In 1780 Canova went to Rome and was deeply inspired by new ideas and fresh energy. An obsessive and prolific artist, his work soon attracted major commissions from important patrons such as Napoleon Bonaparte, his sister Pauline Borghese, Popes Clement XIII and XIV, and even the United States government. He made a career of capturing the softness of flesh, the movement of fabric, and the subtle curves and hollows of the body. In 1805 he was appointed the Inspector General of Fine Arts and Antiquities of the papal state.

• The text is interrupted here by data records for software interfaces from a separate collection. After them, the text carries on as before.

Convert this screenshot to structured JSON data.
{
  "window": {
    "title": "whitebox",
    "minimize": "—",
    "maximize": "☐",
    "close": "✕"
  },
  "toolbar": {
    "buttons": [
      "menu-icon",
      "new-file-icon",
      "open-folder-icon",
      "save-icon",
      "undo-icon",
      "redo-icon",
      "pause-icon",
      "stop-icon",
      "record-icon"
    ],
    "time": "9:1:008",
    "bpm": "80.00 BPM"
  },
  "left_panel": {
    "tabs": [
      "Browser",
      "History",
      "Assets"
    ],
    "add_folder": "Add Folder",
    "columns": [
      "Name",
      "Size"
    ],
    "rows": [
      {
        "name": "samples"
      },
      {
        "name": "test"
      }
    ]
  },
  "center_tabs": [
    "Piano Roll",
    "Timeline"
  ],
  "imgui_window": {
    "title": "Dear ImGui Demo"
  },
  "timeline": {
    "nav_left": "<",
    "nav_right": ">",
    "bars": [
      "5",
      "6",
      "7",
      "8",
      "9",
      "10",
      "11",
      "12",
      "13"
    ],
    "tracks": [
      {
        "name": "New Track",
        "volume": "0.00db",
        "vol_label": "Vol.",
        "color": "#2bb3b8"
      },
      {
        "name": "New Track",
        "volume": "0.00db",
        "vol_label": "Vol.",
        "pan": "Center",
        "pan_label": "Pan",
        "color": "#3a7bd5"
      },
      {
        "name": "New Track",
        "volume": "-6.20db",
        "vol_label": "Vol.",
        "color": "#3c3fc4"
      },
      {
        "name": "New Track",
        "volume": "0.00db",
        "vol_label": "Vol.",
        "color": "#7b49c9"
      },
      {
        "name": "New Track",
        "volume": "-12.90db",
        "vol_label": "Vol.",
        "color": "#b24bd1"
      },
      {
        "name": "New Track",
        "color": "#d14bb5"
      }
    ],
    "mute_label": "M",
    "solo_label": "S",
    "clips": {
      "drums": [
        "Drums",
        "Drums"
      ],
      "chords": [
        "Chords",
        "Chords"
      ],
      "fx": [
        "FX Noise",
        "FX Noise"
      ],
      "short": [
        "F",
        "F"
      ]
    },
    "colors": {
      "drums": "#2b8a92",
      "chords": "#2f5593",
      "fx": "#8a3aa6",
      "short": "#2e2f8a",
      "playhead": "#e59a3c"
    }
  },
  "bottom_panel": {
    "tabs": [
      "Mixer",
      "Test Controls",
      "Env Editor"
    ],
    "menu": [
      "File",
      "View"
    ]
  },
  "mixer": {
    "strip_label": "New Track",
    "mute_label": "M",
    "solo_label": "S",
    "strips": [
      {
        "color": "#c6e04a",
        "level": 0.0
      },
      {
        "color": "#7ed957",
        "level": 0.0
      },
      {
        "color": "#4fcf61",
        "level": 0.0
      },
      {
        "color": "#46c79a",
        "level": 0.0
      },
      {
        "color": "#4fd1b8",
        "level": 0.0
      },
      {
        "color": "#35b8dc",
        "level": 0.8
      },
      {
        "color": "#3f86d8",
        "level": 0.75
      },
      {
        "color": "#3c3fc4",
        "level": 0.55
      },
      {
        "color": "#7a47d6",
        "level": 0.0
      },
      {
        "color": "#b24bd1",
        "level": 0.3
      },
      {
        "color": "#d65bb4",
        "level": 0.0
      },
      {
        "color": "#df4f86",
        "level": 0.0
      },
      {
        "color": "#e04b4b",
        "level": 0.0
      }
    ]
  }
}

Canova created a vast range of sculptures, from funerary monuments to a statue of George Washington, but he is best remembered for his graceful works emphasizing fluid gestures and realistic expressions. Often called “the supreme minister of beauty,” and “a unique and truly divine man” by those who knew him, Canova was known to be gentle, modest, and spiritual. He cared deeply about the advancement of young artists, and was generous in endowing charities for the arts, artists, and his native town, showing foresight in his concern for preservation of works of art. Canova’s work was sought by the powerful of every nationality and political persuasion. He received many honors, orders of chivalry, and was named a perpetual president of the Roman Academy of St. Luke. He died Venice in 1822, and was buried in his native village of Possagno, where he spent large sums erecting a memorial church. Canova is known today as the most widely acclaimed sculptor of neo-classicism.